There are a lot of reasons for optimism with the Pittsburgh Penguins right now. They are in a good position in the standings, they are playing well for the most, they have some surprising forward depth, and Jeff Carter has made a strong first impression in his first three games with the team. Not only that, they still have returns for Evgeni Malkin, Brandon Tanev, and Kasperi Kapanen on the horizon for the start of the playoffs.
Are they a legitimate contender? They might be. If not, they are right on the line and ridiculously close to being a legitimate contender.
There is one player, though, that I would love to see a little more from. That player: Jason Zucker.
Zucker is going to be a major X-factor for the stretch run (and even into the playoffs) because he should have more to offer the team offensively.
Overall, his offensive numbers are way down across the board from his normal career averages, and he missed a significant portion of the season due to injury. Since returning to the lineup a little less than a month he only has four points (three goals, one assist) in 10 games.
If you go back before the injury, he has just six points (four goals, two assists) in 17 games.
That is not what the Penguins paid a first-round pick and a top prospect for. What has been most concerning recently is that Zucker has looked like a player that has lost some confidence. Before scoring a late goal on Sunday and recording four shots on goal, he had managed just six shots on goal in his previous six games. Even on Sunday he looked really off at times. Specifically on a late second period two-on-one rush where he had a wide open look, pretty much Buffalo giving him a breakaway, where he inexplicably tried to force a pass over to Jeff Carter and telegraphed it the entire way. That is a shot that simply must be taken.
Maybe the goal is something that opens the floodgates a little bit. Maybe it brings back some of that confidence.
It is actually an interesting situation because while Zucker’s individual play has slumped, his newly formed line with Carter and Jared McCann has actually played very, very well.
In 32 minutes together over three games that line has completely controlled the pace of play. They own a 71 percent share of the total shot attempts, have dominated the scoring chance numbers, and already contributed a pair of goals. Carter has looked great and like a constant threat, while McCann has become one of the Penguins hottest goal scorers in recent weeks. There is a lot to like about that line and the way it has played.
Even with that, you still want to see a little more from Zucker because you know he is a better player than that.
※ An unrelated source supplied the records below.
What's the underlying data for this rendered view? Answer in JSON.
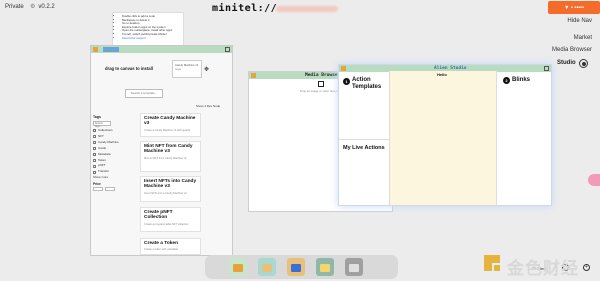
{
  "topbar": {
    "private_label": "Private",
    "version": "v0.2.2",
    "version_mark": "⚙",
    "site_title": "minitel://",
    "connect_label": "▼  •  •••••"
  },
  "right_nav": {
    "hide_nav": "Hide Nav",
    "market": "Market",
    "media_browser": "Media Browser",
    "studio": "Studio"
  },
  "tips": {
    "items": [
      "Double click to add a node",
      "Backspace to delete it",
      "Go to desktop",
      "Explore built-in apps on the system",
      "Open the marketplace, install other apps",
      "Top left, switch public/private Minitel",
      "Discord for support"
    ]
  },
  "template_panel": {
    "drop_label": "drag to canvas to install",
    "drop_box_text": "Candy Machine v3\n••••••",
    "search_placeholder": "Search a template...",
    "show_all": "Show 4 Dev Node",
    "tags_title": "Tags",
    "tag_search_placeholder": "Search tags...",
    "tags": [
      "Collections",
      "NFT",
      "Candy Machine",
      "Cards",
      "Metadata",
      "Token",
      "pNFT",
      "Transfer",
      "Show more"
    ],
    "price_title": "Price",
    "cards": [
      {
        "title": "Create Candy Machine v3",
        "desc": "Create a Candy Machine v3 with guards"
      },
      {
        "title": "Mint NFT from Candy Machine v3",
        "desc": "Mint an NFT from Candy Machine v3"
      },
      {
        "title": "Insert NFTs into Candy Machine v3",
        "desc": "Insert NFTs into a Candy Machine v3"
      },
      {
        "title": "Create pNFT Collection",
        "desc": "Create a programmable NFT collection"
      },
      {
        "title": "Create a Token",
        "desc": "Create a token with metadata"
      }
    ]
  },
  "media_panel": {
    "title": "Media Browser",
    "hint": "Drop an image or video here to upload"
  },
  "studio_panel": {
    "title": "Alien Studio",
    "action_num": "1",
    "action_title": "Action\nTemplates",
    "hello": "Hello",
    "blinks_num": "2",
    "blinks_title": "Blinks",
    "live_title": "My Live Actions"
  },
  "dock": {
    "apps": [
      {
        "icon": "storefront-icon",
        "color": "#c8e6c9",
        "accent": "#e8a23a"
      },
      {
        "icon": "plant-shop-icon",
        "color": "#a8d8d0",
        "accent": "#e8c07a"
      },
      {
        "icon": "folder-icon",
        "color": "#e8c07a",
        "accent": "#3a6fd8"
      },
      {
        "icon": "calculator-icon",
        "color": "#8fb8a8",
        "accent": "#f2d66b"
      },
      {
        "icon": "box-icon",
        "color": "#a0a0a0",
        "accent": "#e0e0e0"
      }
    ]
  },
  "view_controls": {
    "fit_view": "Fit View",
    "zoom_out": "−",
    "zoom_in": "+"
  },
  "watermark": {
    "text": "金色财经"
  },
  "colors": {
    "accent": "#f46b2a",
    "panel_bar": "#b8dcc0",
    "desktop": "#ececec"
  }
}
If the Penguins can get that, it definitely makes their forward group that much deeper and that much stronger. I don’t expect 30-35 goals or 80 points over an 82-game pace here. And the Penguins do not need that for him to be an effective player. And while seven goals in 27 games is a respectable number for a top-six forward (it is basically 20 goals over 82 games) it is concerning that he is doing it while averaging just a little over 1.5 shots on goal per game. That is a career-low number for him, especially as it trends in the wrong direction in recent weeks.
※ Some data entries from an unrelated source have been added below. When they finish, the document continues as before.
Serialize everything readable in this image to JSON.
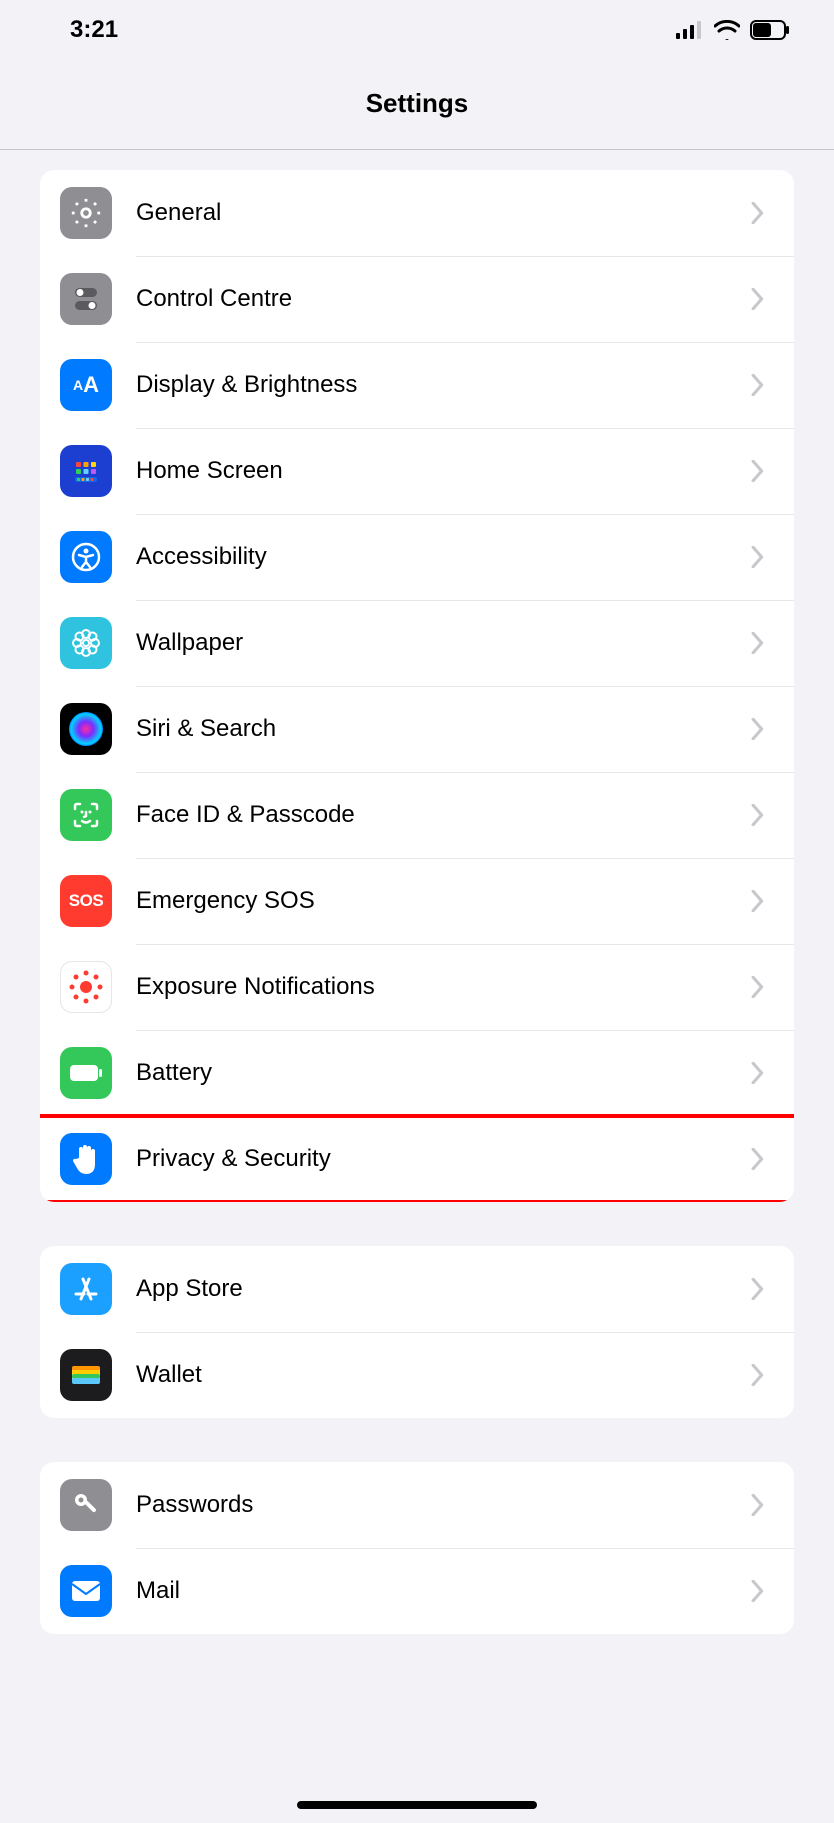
{
  "status": {
    "time": "3:21"
  },
  "title": "Settings",
  "groups": [
    {
      "items": [
        {
          "key": "general",
          "label": "General"
        },
        {
          "key": "controlcentre",
          "label": "Control Centre"
        },
        {
          "key": "display",
          "label": "Display & Brightness"
        },
        {
          "key": "homescreen",
          "label": "Home Screen"
        },
        {
          "key": "accessibility",
          "label": "Accessibility"
        },
        {
          "key": "wallpaper",
          "label": "Wallpaper"
        },
        {
          "key": "siri",
          "label": "Siri & Search"
        },
        {
          "key": "faceid",
          "label": "Face ID & Passcode"
        },
        {
          "key": "sos",
          "label": "Emergency SOS"
        },
        {
          "key": "exposure",
          "label": "Exposure Notifications"
        },
        {
          "key": "battery",
          "label": "Battery"
        },
        {
          "key": "privacy",
          "label": "Privacy & Security"
        }
      ]
    },
    {
      "items": [
        {
          "key": "appstore",
          "label": "App Store"
        },
        {
          "key": "wallet",
          "label": "Wallet"
        }
      ]
    },
    {
      "items": [
        {
          "key": "passwords",
          "label": "Passwords"
        },
        {
          "key": "mail",
          "label": "Mail"
        }
      ]
    }
  ]
}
Is it just a slump? Is it him still working his way back from a major injury that looked significantly worse than it turned out to be? (I am actually surprised he came back as quickly as he did given how bad it looked initially). Or is it the sign of a 29-year-old winger starting to slow down a little?
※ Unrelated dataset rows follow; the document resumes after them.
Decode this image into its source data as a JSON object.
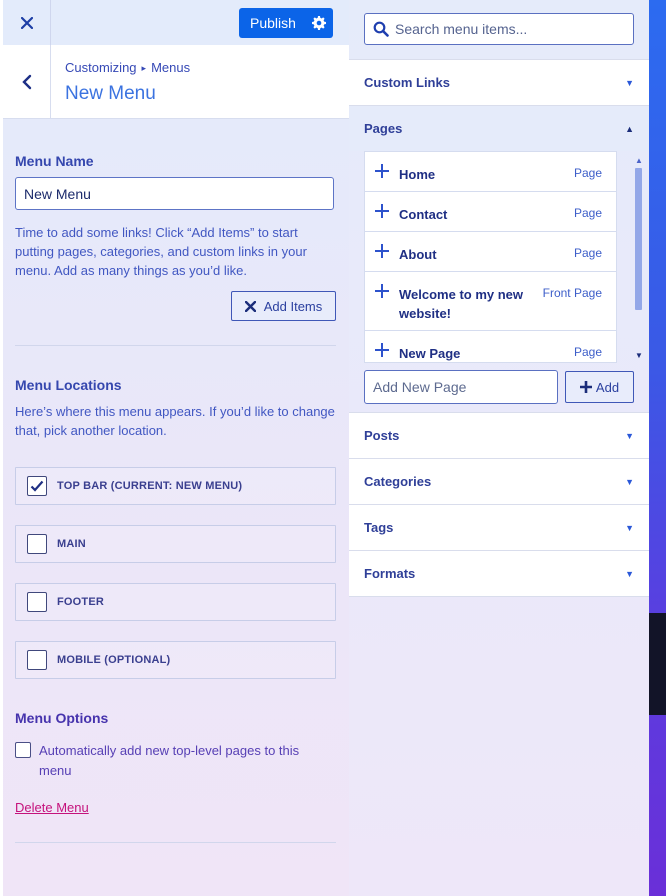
{
  "header": {
    "publish_label": "Publish",
    "breadcrumb": [
      "Customizing",
      "Menus"
    ],
    "title": "New Menu"
  },
  "menu_name": {
    "heading": "Menu Name",
    "value": "New Menu",
    "help": "Time to add some links! Click “Add Items” to start putting pages, categories, and custom links in your menu. Add as many things as you’d like.",
    "add_items_label": "Add Items"
  },
  "locations": {
    "heading": "Menu Locations",
    "help": "Here’s where this menu appears. If you’d like to change that, pick another location.",
    "items": [
      {
        "label": "TOP BAR (CURRENT: NEW MENU)",
        "checked": true
      },
      {
        "label": "MAIN",
        "checked": false
      },
      {
        "label": "FOOTER",
        "checked": false
      },
      {
        "label": "MOBILE (OPTIONAL)",
        "checked": false
      }
    ]
  },
  "options": {
    "heading": "Menu Options",
    "auto_add_label": "Automatically add new top-level pages to this menu",
    "auto_add_checked": false,
    "delete_label": "Delete Menu"
  },
  "panel": {
    "search_placeholder": "Search menu items...",
    "sections_top": [
      "Custom Links"
    ],
    "pages_heading": "Pages",
    "pages": [
      {
        "name": "Home",
        "type": "Page"
      },
      {
        "name": "Contact",
        "type": "Page"
      },
      {
        "name": "About",
        "type": "Page"
      },
      {
        "name": "Welcome to my new website!",
        "type": "Front Page"
      },
      {
        "name": "New Page",
        "type": "Page"
      }
    ],
    "add_page_placeholder": "Add New Page",
    "add_label": "Add",
    "sections_bottom": [
      "Posts",
      "Categories",
      "Tags",
      "Formats"
    ]
  },
  "colors": {
    "accent": "#0b64e8",
    "link_danger": "#c5127c",
    "text_primary": "#3547ae"
  },
  "icons": {
    "close": "close-icon",
    "settings": "gear-icon",
    "back": "chevron-left-icon",
    "search": "search-icon",
    "add": "plus-icon",
    "remove": "x-icon",
    "expand": "triangle-down-icon",
    "collapse": "triangle-up-icon"
  }
}
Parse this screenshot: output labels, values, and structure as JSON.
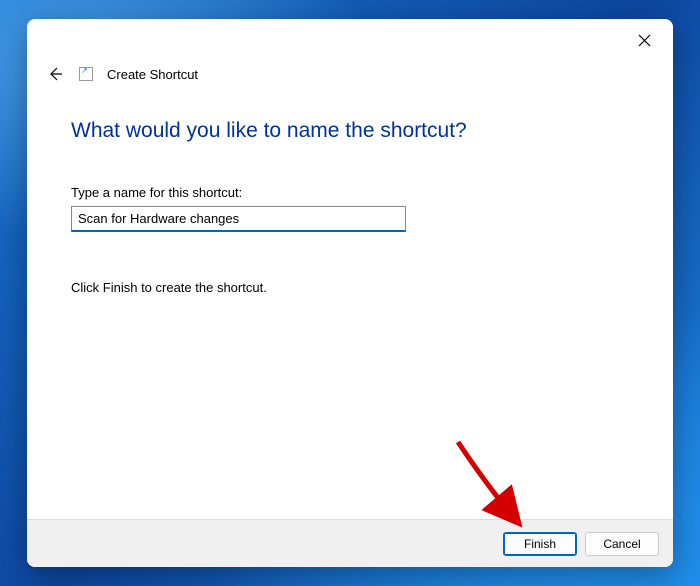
{
  "dialog": {
    "title": "Create Shortcut",
    "heading": "What would you like to name the shortcut?",
    "field_label": "Type a name for this shortcut:",
    "shortcut_name_value": "Scan for Hardware changes",
    "instruction": "Click Finish to create the shortcut.",
    "buttons": {
      "finish": "Finish",
      "cancel": "Cancel"
    }
  }
}
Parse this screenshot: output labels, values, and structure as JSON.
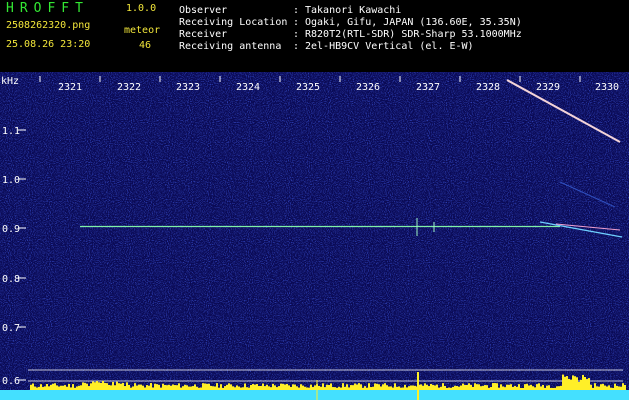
{
  "header": {
    "title": "HROFFT",
    "version": "1.0.0",
    "filename": "2508262320.png",
    "timestamp": "25.08.26 23:20",
    "meteor_label": "meteor",
    "meteor_count": "46",
    "info": [
      {
        "key": "Observer",
        "value": "Takanori Kawachi"
      },
      {
        "key": "Receiving Location",
        "value": "Ogaki, Gifu, JAPAN (136.60E, 35.35N)"
      },
      {
        "key": "Receiver",
        "value": "R820T2(RTL-SDR) SDR-Sharp 53.1000MHz"
      },
      {
        "key": "Receiving antenna",
        "value": "2el-HB9CV Vertical (el. E-W)"
      }
    ]
  },
  "plot": {
    "unit": "kHz",
    "time_labels": [
      "2321",
      "2322",
      "2323",
      "2324",
      "2325",
      "2326",
      "2327",
      "2328",
      "2329",
      "2330"
    ],
    "freq_labels": [
      "1.1",
      "1.0",
      "0.9",
      "0.8",
      "0.7",
      "0.6"
    ],
    "freq_values": [
      1.1,
      1.0,
      0.9,
      0.8,
      0.7,
      0.6
    ],
    "colors": {
      "background": "#0a0a55",
      "carrier": "#7ff0a8",
      "meteor_trail": "#f4d4d8",
      "baseline": "#44e0ff",
      "peaks": "#ffef28",
      "guide": "#ffffff"
    }
  }
}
The latter is probably a premature overreaction. So hopefully it is just one of the first two and a bounce-back performance is ahead. Because if the Penguins can get the version of Zucker that they traded for a year ago that is going to be a major boost to the lineup and could give them a forward group that is as good as any that they have had since the 2017 Stanley Cup year.